Coronavirus: The stock market crash is only the beginning

By Ernst Wolff.

Last week, the global financial system experienced one of the most severe stock market crashes in its history. In the USA, the Dow Jones Index set two records at once – the fastest price drop since the Great Depression and the largest daily fall since its inception 130 years ago.

Market values of six trillion US dollars were destroyed, and a third of the profits made since US President Trump took office vanished into thin air.

Also the European stock exchanges experienced a severe downturn. The DAX fell by 1850 points and experienced its blackest week since the global financial crisis of 2007/08 with a minus of 13.5 percent.

However, the actual damage caused is likely to be considerably greater than these figures suggest. Since derivatives – i.e. bets on rising and falling prices – are also used to hedge risks, it can be assumed that the price drop on the stock exchanges incurred losses for major banks and hedge funds exceeding by far the reported numbers.

That alone would destabilize the basis foundation of the global financial system. On top of this, however, we are currently dealing with the highest level of indebtedness ever. According to conservative estimates, more than 250 trillion US dollars of debt must be serviced worldwide. As many creditors are becoming nervous because their debtors are experiencing payment difficulties as a result of the stock market turbulence, the fear of a margin call – i.e. a sudden large-scale call for debt by the creditors – is spreading.

As if these two problems were not enough, there are more to come: because of low interest rates and the central banks’ willingness to lend money, many investors who thought that the boom on the stock markets lasting for more than 12 years would last forever have speculated with borrowed money that they have now lost and have to pay back.
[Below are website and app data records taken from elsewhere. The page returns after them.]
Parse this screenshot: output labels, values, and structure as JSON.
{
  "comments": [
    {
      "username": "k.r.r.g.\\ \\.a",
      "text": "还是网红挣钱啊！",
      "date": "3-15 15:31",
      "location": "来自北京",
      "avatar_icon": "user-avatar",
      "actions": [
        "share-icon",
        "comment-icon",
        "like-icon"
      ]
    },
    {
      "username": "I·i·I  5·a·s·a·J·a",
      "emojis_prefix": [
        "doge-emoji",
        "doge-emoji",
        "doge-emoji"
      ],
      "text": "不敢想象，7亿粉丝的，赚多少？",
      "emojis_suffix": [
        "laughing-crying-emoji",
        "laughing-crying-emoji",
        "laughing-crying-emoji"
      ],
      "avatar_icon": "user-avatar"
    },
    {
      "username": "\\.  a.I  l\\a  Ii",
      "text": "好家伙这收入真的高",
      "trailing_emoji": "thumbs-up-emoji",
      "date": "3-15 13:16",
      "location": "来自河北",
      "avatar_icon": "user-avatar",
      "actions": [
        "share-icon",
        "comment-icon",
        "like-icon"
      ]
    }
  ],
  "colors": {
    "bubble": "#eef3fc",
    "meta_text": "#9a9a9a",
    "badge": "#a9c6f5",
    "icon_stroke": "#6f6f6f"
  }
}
Other people have practised “leveraging”, i.e. borrowing money to increase their own bets or, to put it in the language of bankers: they have leveraged their bets – causing a multiplication of their losses.

In addition, another area of trouble has emerged in the last week: In view of the stock market quake many investors have looked for safe havens and shifted their money into government bonds and gold. This has driven the price of gold higher and higher and has created a new danger for the major banks.

In recent years, they have sold considerably more gold than they actually own. Since very high gold prices could cause many owners to convert their gold into money in times of crisis and the banks’ swindle would thus be exposed, the price must be pushed down by all means. This is exactly what we have experienced several times in the past week.

By far the biggest problem for the financial industry, however, is that the central banks, which have repeatedly stepped in as saviors in times of need over the last 12 years, are currently helpless in the face of current developments.
The central banks have already pumped huge sums of money into this system at ever lower interest rates, and have largely used up their powder. But even if they should decide in desperation to lower interest rates even further, i.e. into the negative range, and to inject additional trillions into the system, they will not be able to stop the consequences of the corona crisis, namely the disruption of supply chains, production losses and the absence of huge sales markets.

So what will happen? It is possible that some governments will follow the example of Hong Kong and order the distribution of helicopter money, i.e. money created out of thin air by the central bank to all citizens for immediate consumption in order to stimulate the economy without any quid pro quo.

But this will not solve the problem, it will only temporarily postpone it and ultimately exacerbate it. After all, it is the sure way to set in motion a galloping inflation, albeit with some delay.

Are there other options?

No one knows what the financial elite is capable of doing in this emergency situation, which is extremely dangerous for them, but it is reasonable to assume that they will take advantage of the situation to push ahead the abolition of cash. In addition, large companies and hedge funds will try to buy up at ridiculous prices medium-sized companies, which are currently experiencing increasing hardship. It is possible that in the near future there will be a closure of stock exchanges and a bank holiday, that is, a temporary closure of banks.

We are currently facing a phase in which the current system is revealing the full extent of its rottenness and also relentlessly revealing its true face: While the disruption of retail chains is likely to lead to looting of shops in the not too distant future, the financial elite will try to plunder the system for their own benefit until the painful end.

Can all this be prevented?

No, it is too late for that. But the increasingly obvious failure of politics, as well as the greed of big money, which does not cease even in times of need, will open the eyes of many people in the coming days, destroy illusions about this system and thus offer the historic opportunity to devote oneself extensively to the most important task of our time: To replace the current monetary system with a democratic monetary system that does not give unimaginable wealth to a tiny minority, but helps the overwhelming majority of people to live a dignified life in peace, freedom and social security.


Thanks to the author for the right to publish the article.


Picture reference: Poring Studio / shutterstock


KenFM strives for a broad spectrum of opinions. Opinion articles and guest contributions do not have to reflect the views of the editorial staff.


Support us with a subscription:


You like our program? Information about further support possibilities here:


Now you can also support us with Bitcoins.

BitCoin address: 18FpEnH1Dh83GXXGpRNqSoW5TL1z1PZgZK

Auch interessant...

Kommentare (0)

Hinterlassen Sie eine Antwort